Chalet in the only cheese plant in the United States still making Limburger cheese, and the cooperative is still making Limburger the old-fashioned, labor-intensive way. "Each piece of cheese is handled 12 times before it leaves the factory," says Myron Olson, a big, round-faced man with a respect for Limburger that shows in the bright gaze of his eyes. He is manager of the cooperative, following in the footsteps of the renowned Albert Deppeler, who made Limburger and managed the factory for decades before him. The Limburger-making process Myron describes sounds much like other cheeses, at least in the first stages: special cultures and rennet are added to whole milk, which when thickened is cut with wire knives, stirred and heated to release the liquid whey, pumped into forms, and drained to release more whey.

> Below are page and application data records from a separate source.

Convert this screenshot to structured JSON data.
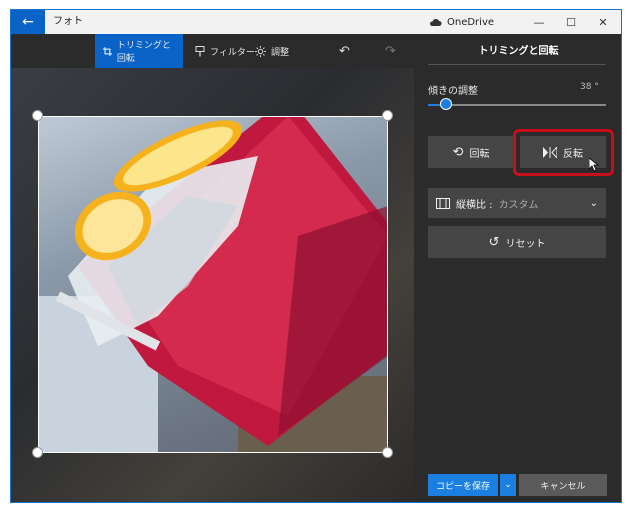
{
  "titlebar": {
    "back_icon": "arrow-left-icon",
    "app_title": "フォト",
    "onedrive_label": "OneDrive",
    "controls": [
      "—",
      "☐",
      "✕"
    ]
  },
  "toolbar": {
    "crop_label": "トリミングと回転",
    "filter_label": "フィルター",
    "adjust_label": "調整",
    "undo_icon": "undo-icon",
    "redo_icon": "redo-icon"
  },
  "panel": {
    "title": "トリミングと回転",
    "tilt_label": "傾きの調整",
    "tilt_value": "38 °",
    "tilt_fraction": 0.1,
    "rotate_label": "回転",
    "flip_label": "反転",
    "aspect_label": "縦横比 :",
    "aspect_value": "カスタム",
    "reset_label": "リセット",
    "save_copy_label": "コピーを保存",
    "cancel_label": "キャンセル"
  },
  "colors": {
    "accent": "#1a7fe0",
    "toolbar_active": "#0a64c8",
    "highlight": "#c8101c",
    "panel_bg": "#2b2b2b",
    "button_bg": "#454545"
  }
}
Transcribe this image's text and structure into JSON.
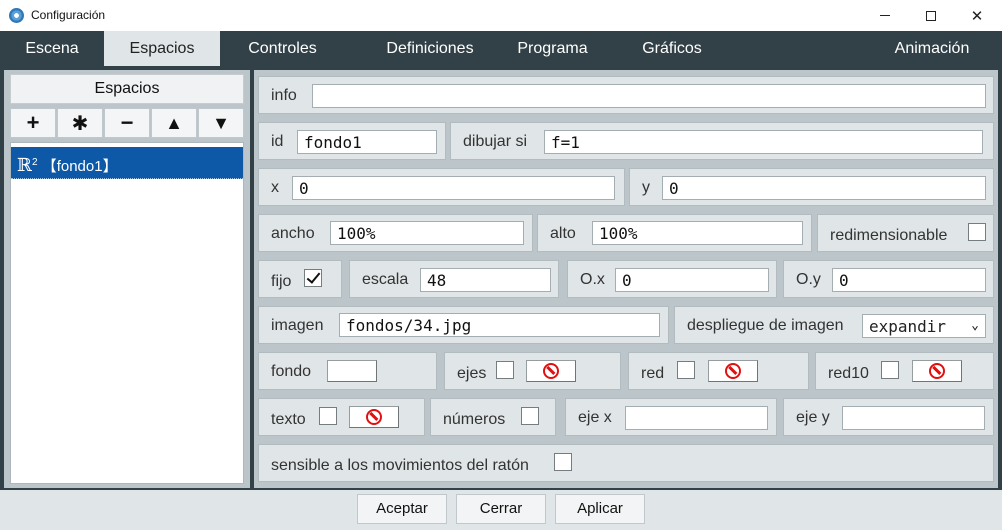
{
  "window": {
    "title": "Configuración",
    "min_glyph": "—",
    "close_glyph": "✕"
  },
  "menu": {
    "tabs": [
      "Escena",
      "Espacios",
      "Controles",
      "Definiciones",
      "Programa",
      "Gráficos",
      "Animación"
    ],
    "active": "Espacios"
  },
  "left": {
    "header": "Espacios",
    "toolbar": {
      "add": "+",
      "copy": "✱",
      "remove": "−",
      "up": "▲",
      "down": "▼"
    },
    "items": [
      {
        "symbol": "ℝ",
        "superscript": "2",
        "label": "【fondo1】"
      }
    ]
  },
  "form": {
    "info": {
      "label": "info",
      "value": ""
    },
    "id": {
      "label": "id",
      "value": "fondo1"
    },
    "draw_if": {
      "label": "dibujar si",
      "value": "f=1"
    },
    "x": {
      "label": "x",
      "value": "0"
    },
    "y": {
      "label": "y",
      "value": "0"
    },
    "width": {
      "label": "ancho",
      "value": "100%"
    },
    "height": {
      "label": "alto",
      "value": "100%"
    },
    "resizable": {
      "label": "redimensionable",
      "checked": false
    },
    "fixed": {
      "label": "fijo",
      "checked": true
    },
    "scale": {
      "label": "escala",
      "value": "48"
    },
    "ox": {
      "label": "O.x",
      "value": "0"
    },
    "oy": {
      "label": "O.y",
      "value": "0"
    },
    "image": {
      "label": "imagen",
      "value": "fondos/34.jpg"
    },
    "image_display": {
      "label": "despliegue de imagen",
      "value": "expandir"
    },
    "background": {
      "label": "fondo",
      "color": "#ffffff"
    },
    "axes": {
      "label": "ejes",
      "checked": false
    },
    "grid": {
      "label": "red",
      "checked": false
    },
    "grid10": {
      "label": "red10",
      "checked": false
    },
    "text": {
      "label": "texto",
      "checked": false
    },
    "numbers": {
      "label": "números",
      "checked": false
    },
    "x_axis": {
      "label": "eje x",
      "value": ""
    },
    "y_axis": {
      "label": "eje y",
      "value": ""
    },
    "mouse_sensitive": {
      "label": "sensible a los movimientos del ratón",
      "checked": false
    }
  },
  "buttons": {
    "accept": "Aceptar",
    "close": "Cerrar",
    "apply": "Aplicar"
  },
  "colors": {
    "menubar": "#324148",
    "panel": "#bcc6ca",
    "cell": "#e0e5e7",
    "selection": "#0d58a7",
    "no_color": "#e01010"
  },
  "icons": {
    "app": "app-circle-icon",
    "no_color": "no-entry-icon",
    "dropdown": "chevron-down-icon"
  }
}
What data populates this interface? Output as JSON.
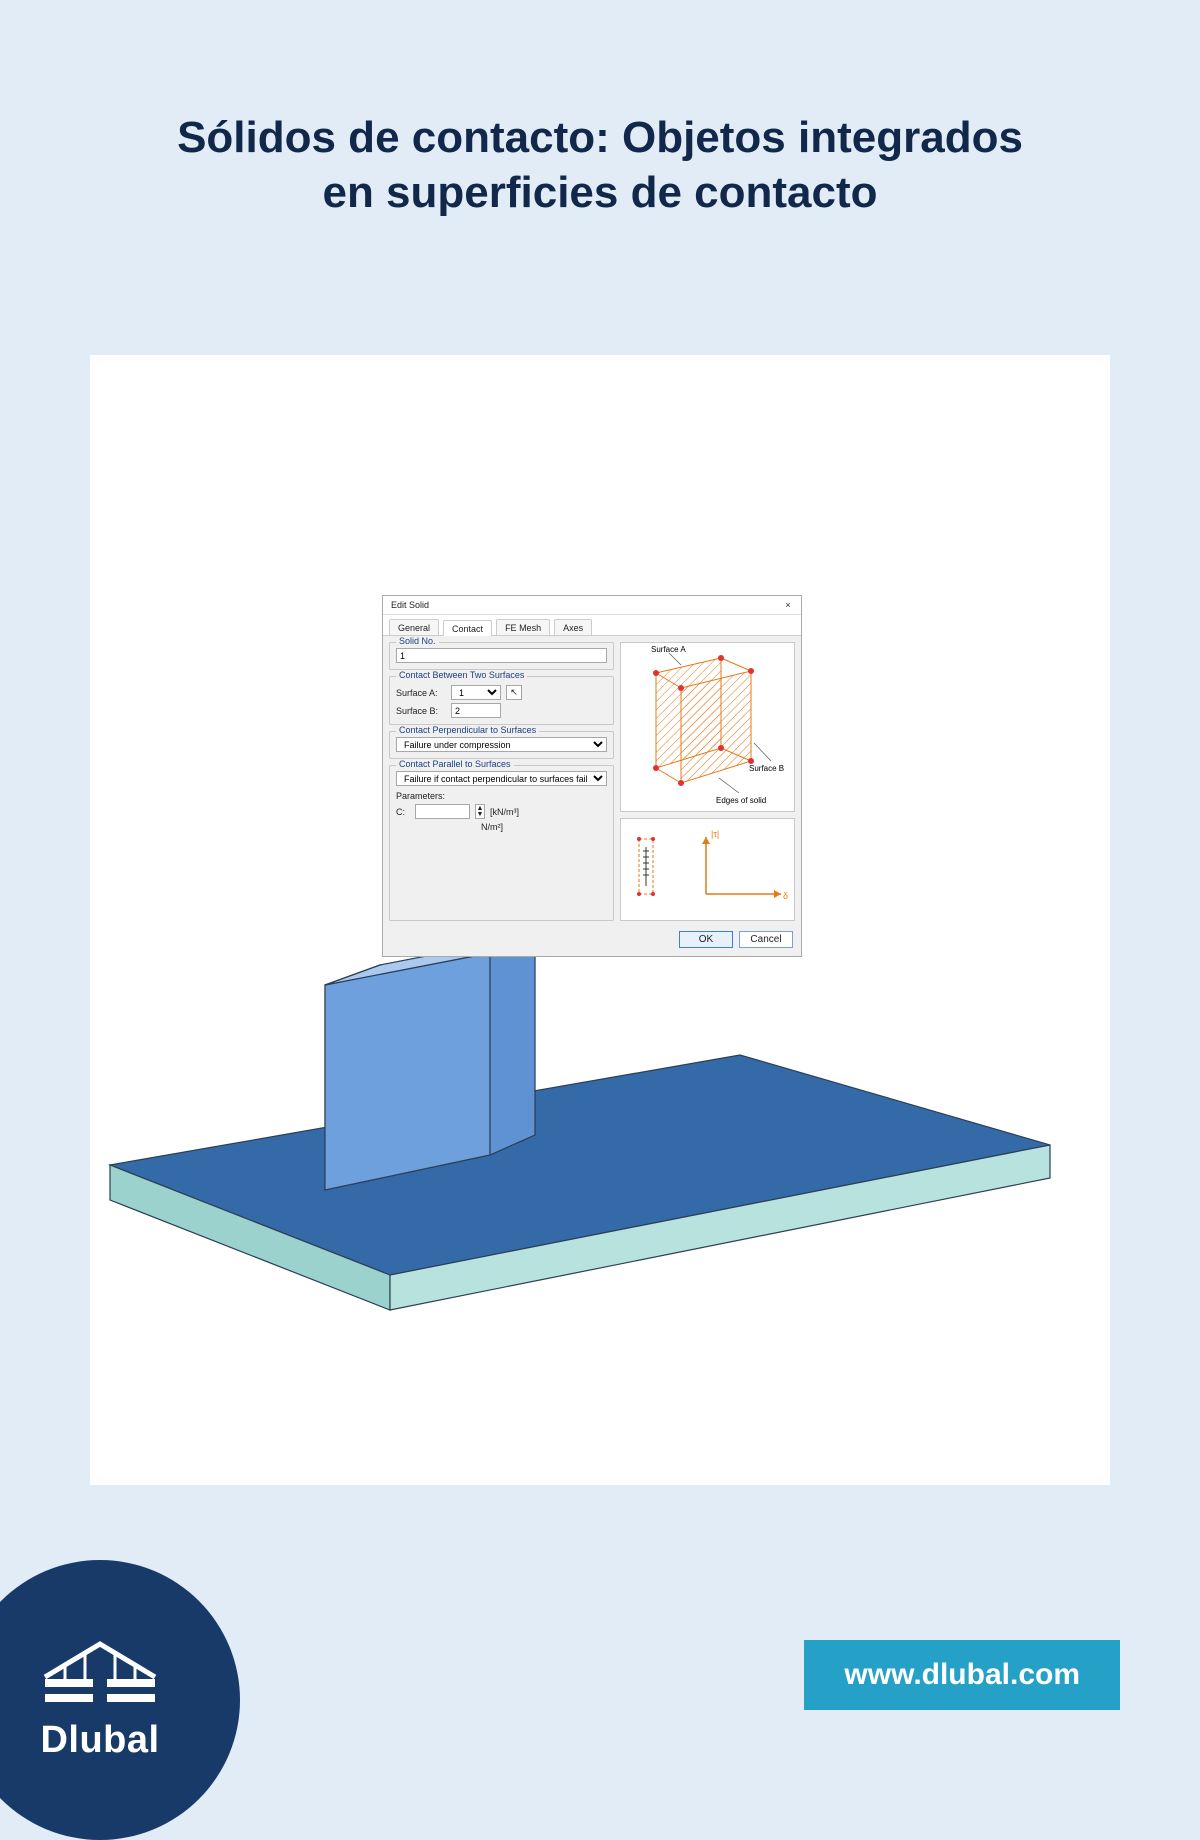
{
  "headline": {
    "line1": "Sólidos de contacto: Objetos integrados",
    "line2": "en superficies de contacto"
  },
  "dialog": {
    "title": "Edit Solid",
    "close_glyph": "×",
    "tabs": {
      "general": "General",
      "contact": "Contact",
      "femesh": "FE Mesh",
      "axes": "Axes"
    },
    "groups": {
      "solid_no": {
        "legend": "Solid No.",
        "value": "1"
      },
      "between": {
        "legend": "Contact Between Two Surfaces",
        "label_a": "Surface A:",
        "value_a": "1",
        "label_b": "Surface B:",
        "value_b": "2",
        "picker_glyph": "↖"
      },
      "perp": {
        "legend": "Contact Perpendicular to Surfaces",
        "option": "Failure under compression"
      },
      "para": {
        "legend": "Contact Parallel to Surfaces",
        "option": "Failure if contact perpendicular to surfaces failed",
        "params_label": "Parameters:",
        "row_c_label": "C:",
        "row_c_value": "",
        "unit1": "[kN/m³]",
        "unit2": "N/m²]"
      }
    },
    "illus": {
      "surface_a": "Surface A",
      "surface_b": "Surface B",
      "edges": "Edges of solid",
      "tau": "|τ|",
      "delta": "δ"
    },
    "buttons": {
      "ok": "OK",
      "cancel": "Cancel"
    }
  },
  "footer": {
    "brand": "Dlubal",
    "url": "www.dlubal.com"
  }
}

But then things begin to look different: the cheese is cut into pieces, rolled in salt, and returned to the frames for a brief dry-brining. Soon the individual pieces, which are the size and shape of small bricks, are laid side by side on knot-free pine boards that have been cured specially for this purpose. "You want the bacteria to grow on the boards," says Myron. "This inoculates the cheese and protects it from other bacteria that could grow."
Placed in a cool, ultra-moist cellar, the bricks are wetted daily and brushed with a bacteria- infused solution (called the "smear") twice during their seven-day stay. Eventually the cheese is weighed out and hand-wrapped in parchment and waxed paper. Country Castle, the Chalet Cheese label, goes on about 20% of the Limburger; the rest is sold wholesale under other labels.
Olson emphasizes the importance of the wooden boards by describing what happened in 1947 when the cooperative, in a joint venture with Kraft Foods, built the current plant and installed new equipment, boards and all. "They wanted to become the most modern, the best Limburger factory in the world," says Myron. "But what happened was they got green cheese---it failed. They had to get out the old boards. And these have been used ever since." Since Chalet Cheese is the source for all domestic Limburger sold in the nation, consumers shouldn't find variations from label to label. Except, that is, for the variations that should occur through aging.